JoHawkJoHawk Big grinsRegistered Users Posts: 31 Big grins
edited June 11, 2015 in Finishing School
What is the best way to achieve consistent exposure across an Image collection for a client? Would I be on the right track if I am doing it all by eye and adjusting each individual image to suit or is there a better way to do this?

Comments

  • PeanoPeano Major grins Registered Users Posts: 268 Major grins
    edited June 9, 2015
    JoHawk wrote: »
    What is the best way to achieve consistent exposure across an Image collection for a client? Would I be on the right track if I am doing it all by eye and adjusting each individual image to suit or is there a better way to do this?

    That's how I do it, and I've never found a more efficient way.
  • JoHawkJoHawk Big grins Registered Users Posts: 31 Big grins
    edited June 10, 2015
    Thought that was the case, just wasn't sure and perhaps I was missing something... Cheers!!
  • ziggy53ziggy53 Still learnin'still lovin Super Moderators Posts: 22,326 moderator
    edited June 10, 2015
    I do use a couple of utilities to aid the process:

    PictoColor iCorrect Portrait, this Photoshop add-in/plug-in filter gives single-click neutral blacks and whites, and adds a Skin Tone Memory Color function, which works surprisingly well to color correct human skin tones in difficult lighting, and a custom Memory Color function, so you can set any color correctly with a single mouse click correction on the subject; a corporate color, for instance. Yes, you can do these things manually in Photoshop, but iCorrect Portrait is much faster and very accurate.

    Athentech Imaging Perfectly Clear, another Photoshop add-in/plug-in, but this product does a great job of automatically adding a very pleasing Clarity and overall pop to images.

    For instance, I did a "memorial slideshow" recently which included digital originals, poorly made copies and scanned photos. I had 3 days to produce the slideshow, and I was pleased at how relatively well the images looked together, compared to the sometimes really poor source images. The two software products above, plus Photoshop, turned a nightmare project into something I'm fairly proud of.
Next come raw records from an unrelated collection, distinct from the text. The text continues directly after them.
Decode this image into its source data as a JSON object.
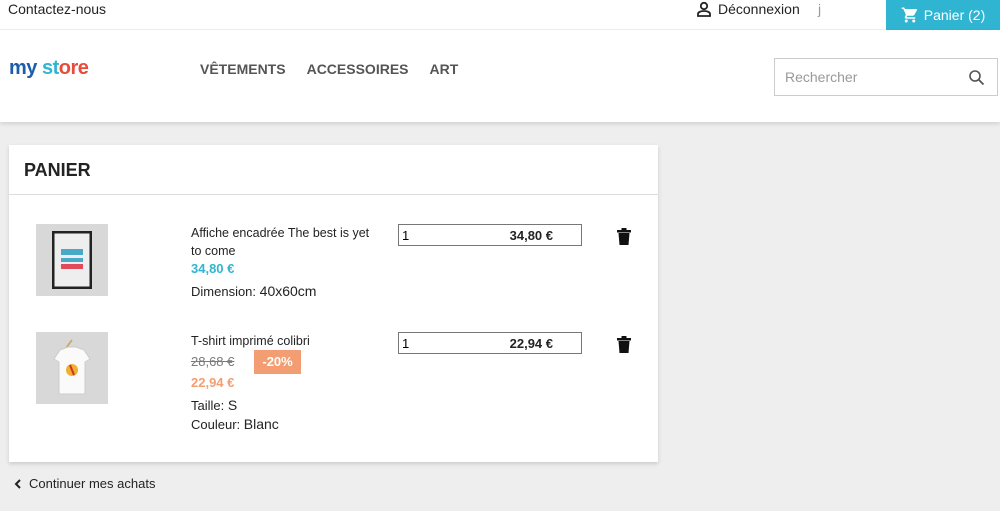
{
  "topbar": {
    "contact": "Contactez-nous",
    "logout": "Déconnexion",
    "user_partial": "j",
    "cart": "Panier (2)"
  },
  "header": {
    "logo": "my store",
    "nav": [
      "VÊTEMENTS",
      "ACCESSOIRES",
      "ART"
    ],
    "search_placeholder": "Rechercher"
  },
  "cart": {
    "title": "PANIER",
    "items": [
      {
        "name": "Affiche encadrée The best is yet to come",
        "price": "34,80 €",
        "attrs": [
          {
            "label": "Dimension:",
            "value": "40x60cm"
          }
        ],
        "qty": "1",
        "total": "34,80 €"
      },
      {
        "name": "T-shirt imprimé colibri",
        "old_price": "28,68 €",
        "discount": "-20%",
        "price": "22,94 €",
        "attrs": [
          {
            "label": "Taille:",
            "value": "S"
          },
          {
            "label": "Couleur:",
            "value": "Blanc"
          }
        ],
        "qty": "1",
        "total": "22,94 €"
      }
    ],
    "continue": "Continuer mes achats"
  },
  "colors": {
    "accent": "#2fb5d2",
    "discount": "#f39d72"
  }
}
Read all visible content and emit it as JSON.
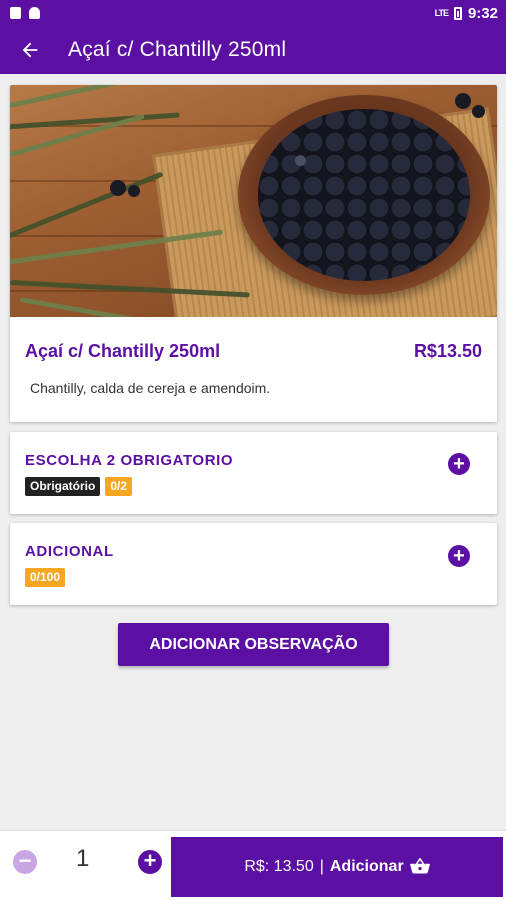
{
  "statusbar": {
    "time": "9:32",
    "signal": "LTE"
  },
  "appbar": {
    "title": "Açaí c/ Chantilly 250ml"
  },
  "product": {
    "name": "Açaí c/ Chantilly 250ml",
    "price": "R$13.50",
    "description": "Chantilly, calda de cereja e amendoim."
  },
  "options": [
    {
      "title": "ESCOLHA 2 OBRIGATORIO",
      "required_badge": "Obrigatório",
      "count": "0/2"
    },
    {
      "title": "ADICIONAL",
      "count": "0/100"
    }
  ],
  "observation_button": "ADICIONAR OBSERVAÇÃO",
  "bottom": {
    "minus": "−",
    "quantity": "1",
    "plus": "+",
    "total": "R$: 13.50",
    "separator": "|",
    "add_label": "Adicionar"
  },
  "colors": {
    "primary": "#5b10a3",
    "badge_dark": "#222222",
    "badge_orange": "#f5a623",
    "disabled": "#c9a6e3"
  },
  "icons": [
    "back-arrow-icon",
    "add-circle-icon",
    "remove-circle-icon",
    "basket-icon"
  ]
}
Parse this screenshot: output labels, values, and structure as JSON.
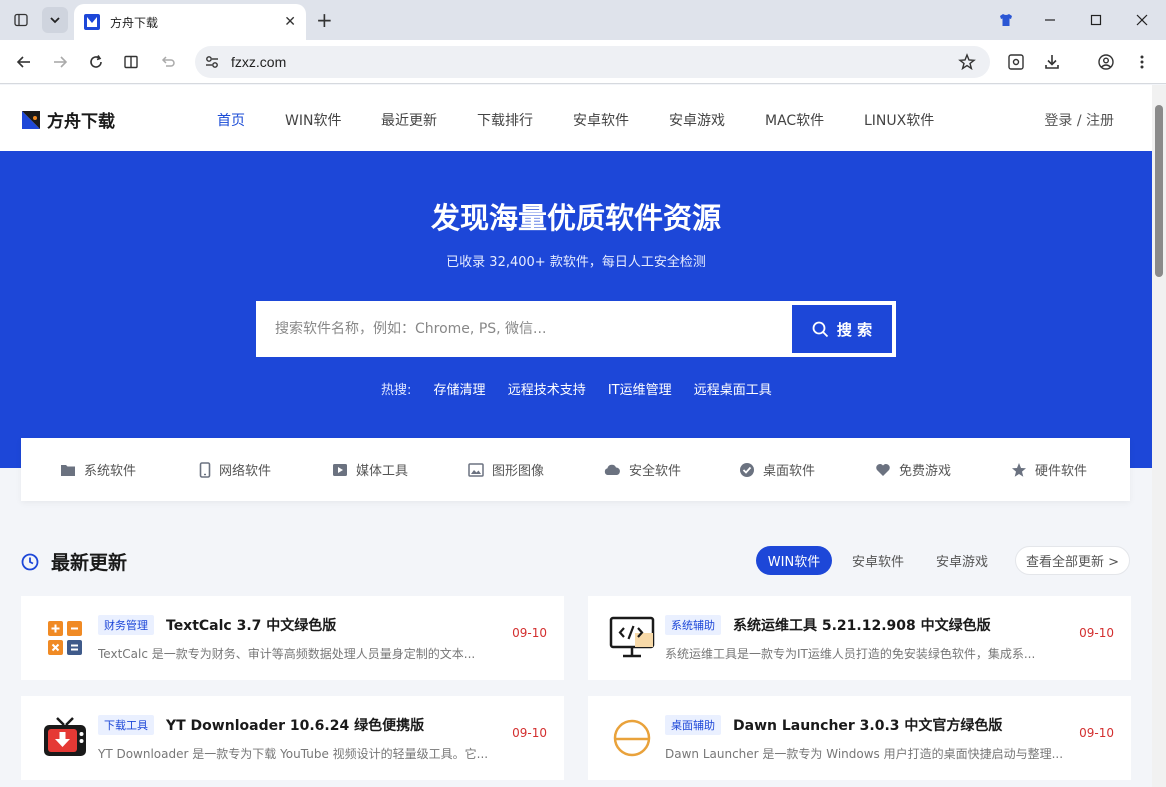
{
  "browser": {
    "tab_title": "方舟下载",
    "url": "fzxz.com"
  },
  "site": {
    "logo_text": "方舟下载",
    "nav": [
      {
        "label": "首页"
      },
      {
        "label": "WIN软件"
      },
      {
        "label": "最近更新"
      },
      {
        "label": "下载排行"
      },
      {
        "label": "安卓软件"
      },
      {
        "label": "安卓游戏"
      },
      {
        "label": "MAC软件"
      },
      {
        "label": "LINUX软件"
      }
    ],
    "login": "登录 / 注册"
  },
  "hero": {
    "title": "发现海量优质软件资源",
    "subtitle": "已收录 32,400+ 款软件，每日人工安全检测",
    "search_placeholder": "搜索软件名称，例如：Chrome, PS, 微信...",
    "search_button": "搜 索",
    "hot_label": "热搜:",
    "hot_items": [
      "存储清理",
      "远程技术支持",
      "IT运维管理",
      "远程桌面工具"
    ]
  },
  "categories": [
    {
      "label": "系统软件",
      "icon": "folder-icon"
    },
    {
      "label": "网络软件",
      "icon": "mobile-icon"
    },
    {
      "label": "媒体工具",
      "icon": "play-icon"
    },
    {
      "label": "图形图像",
      "icon": "image-icon"
    },
    {
      "label": "安全软件",
      "icon": "cloud-icon"
    },
    {
      "label": "桌面软件",
      "icon": "check-circle-icon"
    },
    {
      "label": "免费游戏",
      "icon": "heart-icon"
    },
    {
      "label": "硬件软件",
      "icon": "star-icon"
    }
  ],
  "latest": {
    "title": "最新更新",
    "tabs": [
      "WIN软件",
      "安卓软件",
      "安卓游戏"
    ],
    "view_all": "查看全部更新 >",
    "items": [
      {
        "badge": "财务管理",
        "title": "TextCalc 3.7 中文绿色版",
        "desc": "TextCalc 是一款专为财务、审计等高频数据处理人员量身定制的文本...",
        "date": "09-10",
        "icon": "calculator-icon"
      },
      {
        "badge": "系统辅助",
        "title": "系统运维工具 5.21.12.908 中文绿色版",
        "desc": "系统运维工具是一款专为IT运维人员打造的免安装绿色软件，集成系...",
        "date": "09-10",
        "icon": "code-monitor-icon"
      },
      {
        "badge": "下载工具",
        "title": "YT Downloader 10.6.24 绿色便携版",
        "desc": "YT Downloader 是一款专为下载 YouTube 视频设计的轻量级工具。它...",
        "date": "09-10",
        "icon": "tv-download-icon"
      },
      {
        "badge": "桌面辅助",
        "title": "Dawn Launcher 3.0.3 中文官方绿色版",
        "desc": "Dawn Launcher 是一款专为 Windows 用户打造的桌面快捷启动与整理...",
        "date": "09-10",
        "icon": "sunrise-icon"
      }
    ]
  },
  "colors": {
    "brand": "#1d47d8",
    "date": "#d32f2f"
  }
}
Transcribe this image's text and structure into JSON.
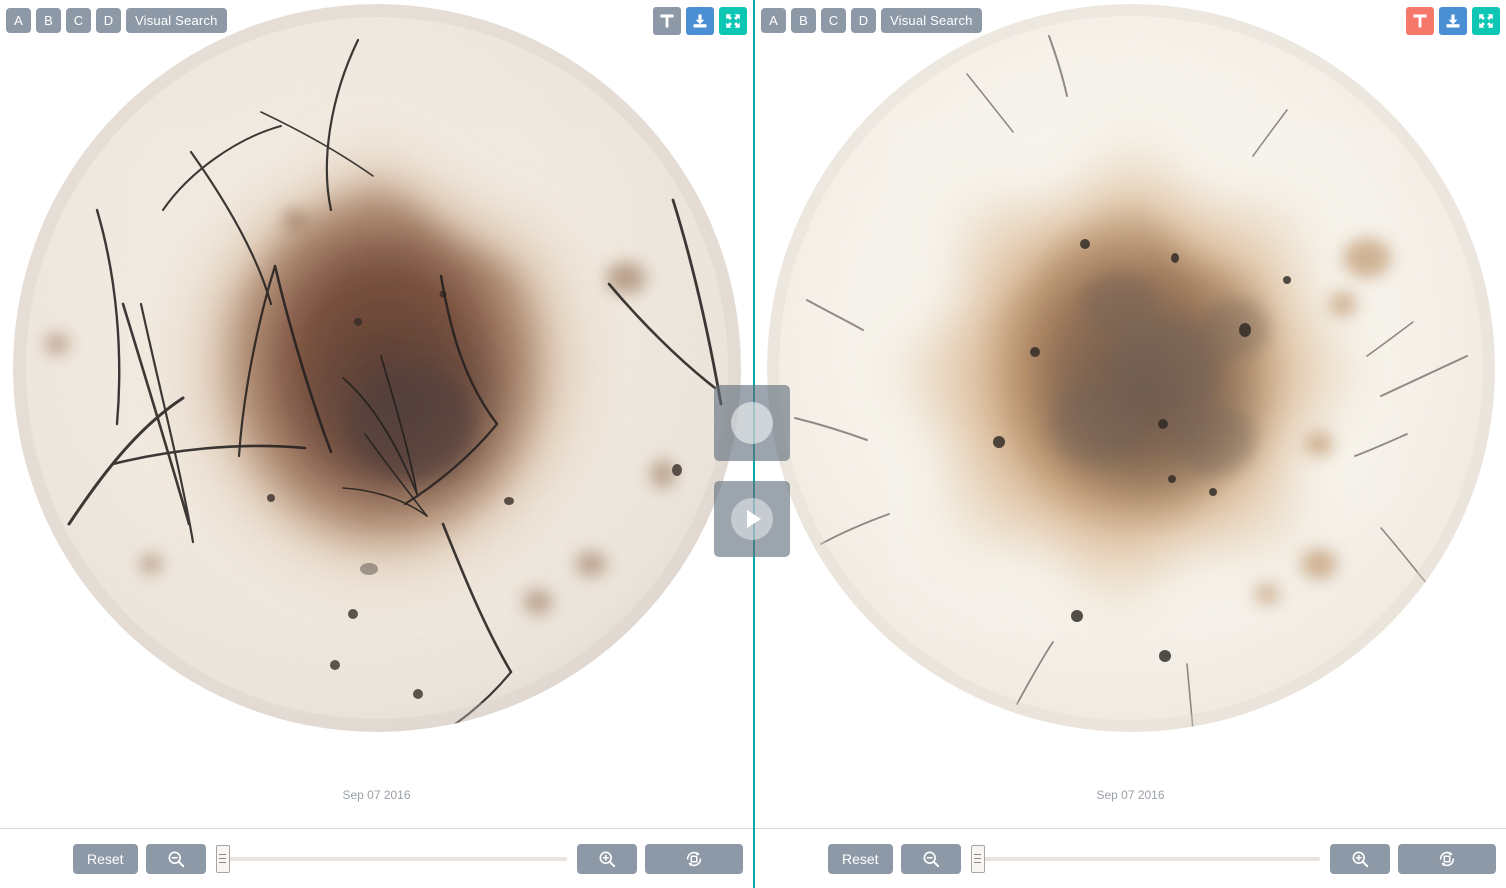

    http://www.pictocolor.com/portrait.htm

    http://www.athentech.com/

    Disclaimer, I have no affiliation with either of these companies, and I paid full price for their software use. A very satisfied customer. thumb.gif
    ziggy53
    Moderator of the Cameras and Accessories forums
  • arodneyarodney Major grins Registered Users Posts: 2,005 Major grins
    edited June 11, 2015
    Well with raws, pretty easy to do with Lightroom or ACR. Fix one, sync the rest.
    Can also do this in ACR as a filter. Fix one image. Command/Alt F key on next image, settings are applied as a filter to that next image.
    Andrew Rodney
    Author "Color Management for Photographers"
    http://www.digitaldog.net/
Sign In or Register to comment.